Prescription painkiller abuse is an epidemic in West Virginia and all over the country.
The Food and Drug Administration is starting to make another effort to solve the problem. Officials are recommending hydrocodone combination pills such as Vicodin be considered a more addictive drug.
Hydrocodone is a Schedule III drug. This means it can cause a low level of physical dependence. Someone with a prescription can get a refill up to five times before having to pay another visit to the doctor.
The FDA wants to upgrade it to a Schedule II drug. Then it'd be seen as a drug with a high potential for abuse. By upgrading the status, doctors would be the only ones allowed to give prescriptions. Prescriptions would also be limited to 90 day amounts.
As of now nurses and physician assistants can also write prescriptions. The idea is to reduce drug abuse by cutting back the number of pills prescribed and the amount of people qualified to give them out.
Some people sell their medication for quick cash which makes it easy for people to get their hands on drugs. Doctors are saying limiting easy access to pain pills may help solve part of the problem.
Dr. Charles Ponte is a pharmacist with the WVU School of Pharmacy. He said, "It could certainly have an impact when you limit the number of people that have the legal mandate to actually write for that kind of prescription. I think the jury is out and we'll have to wait and see, but it has the potential."
A classification change isn't guaranteed, but if it happens it will be big news for people in the Mountain State.

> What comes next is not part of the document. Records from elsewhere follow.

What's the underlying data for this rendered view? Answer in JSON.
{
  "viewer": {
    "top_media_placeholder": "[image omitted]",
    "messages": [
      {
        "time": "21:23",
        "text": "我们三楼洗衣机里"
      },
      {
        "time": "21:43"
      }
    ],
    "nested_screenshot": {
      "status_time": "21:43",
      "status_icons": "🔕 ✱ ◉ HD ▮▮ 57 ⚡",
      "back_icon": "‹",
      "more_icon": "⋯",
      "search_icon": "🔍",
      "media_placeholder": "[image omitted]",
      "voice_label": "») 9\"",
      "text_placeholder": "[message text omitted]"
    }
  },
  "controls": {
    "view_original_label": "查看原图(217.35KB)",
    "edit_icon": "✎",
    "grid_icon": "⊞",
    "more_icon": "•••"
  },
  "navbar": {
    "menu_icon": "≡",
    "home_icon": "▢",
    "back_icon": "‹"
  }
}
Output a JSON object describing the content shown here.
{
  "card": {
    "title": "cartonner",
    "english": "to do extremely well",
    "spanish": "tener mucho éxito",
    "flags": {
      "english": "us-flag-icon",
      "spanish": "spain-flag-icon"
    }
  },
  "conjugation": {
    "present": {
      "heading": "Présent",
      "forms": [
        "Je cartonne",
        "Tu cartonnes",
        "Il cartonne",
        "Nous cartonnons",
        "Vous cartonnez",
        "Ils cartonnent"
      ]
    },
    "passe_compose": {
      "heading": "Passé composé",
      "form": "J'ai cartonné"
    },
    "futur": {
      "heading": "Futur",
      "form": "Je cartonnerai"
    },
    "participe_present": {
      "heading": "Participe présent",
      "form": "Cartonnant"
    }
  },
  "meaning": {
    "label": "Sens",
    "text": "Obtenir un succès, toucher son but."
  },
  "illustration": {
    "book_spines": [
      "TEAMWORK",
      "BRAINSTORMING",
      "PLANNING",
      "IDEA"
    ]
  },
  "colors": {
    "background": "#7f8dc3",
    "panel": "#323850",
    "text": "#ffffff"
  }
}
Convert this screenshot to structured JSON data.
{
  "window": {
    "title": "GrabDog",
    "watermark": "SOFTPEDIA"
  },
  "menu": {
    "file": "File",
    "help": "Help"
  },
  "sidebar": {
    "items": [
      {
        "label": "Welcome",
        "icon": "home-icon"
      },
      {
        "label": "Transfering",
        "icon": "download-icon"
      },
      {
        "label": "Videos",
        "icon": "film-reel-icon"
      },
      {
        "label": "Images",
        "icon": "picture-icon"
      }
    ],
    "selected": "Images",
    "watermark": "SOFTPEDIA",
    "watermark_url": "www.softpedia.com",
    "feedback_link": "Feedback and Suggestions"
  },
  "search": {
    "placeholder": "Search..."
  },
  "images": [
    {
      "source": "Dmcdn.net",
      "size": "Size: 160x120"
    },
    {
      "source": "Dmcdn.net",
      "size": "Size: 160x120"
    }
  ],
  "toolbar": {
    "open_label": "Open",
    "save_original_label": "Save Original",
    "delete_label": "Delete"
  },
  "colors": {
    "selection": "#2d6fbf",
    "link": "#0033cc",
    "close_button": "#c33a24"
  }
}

West Virginia has the highest rate of fatal overdoses in the country and most of them are caused by painkiller abuse.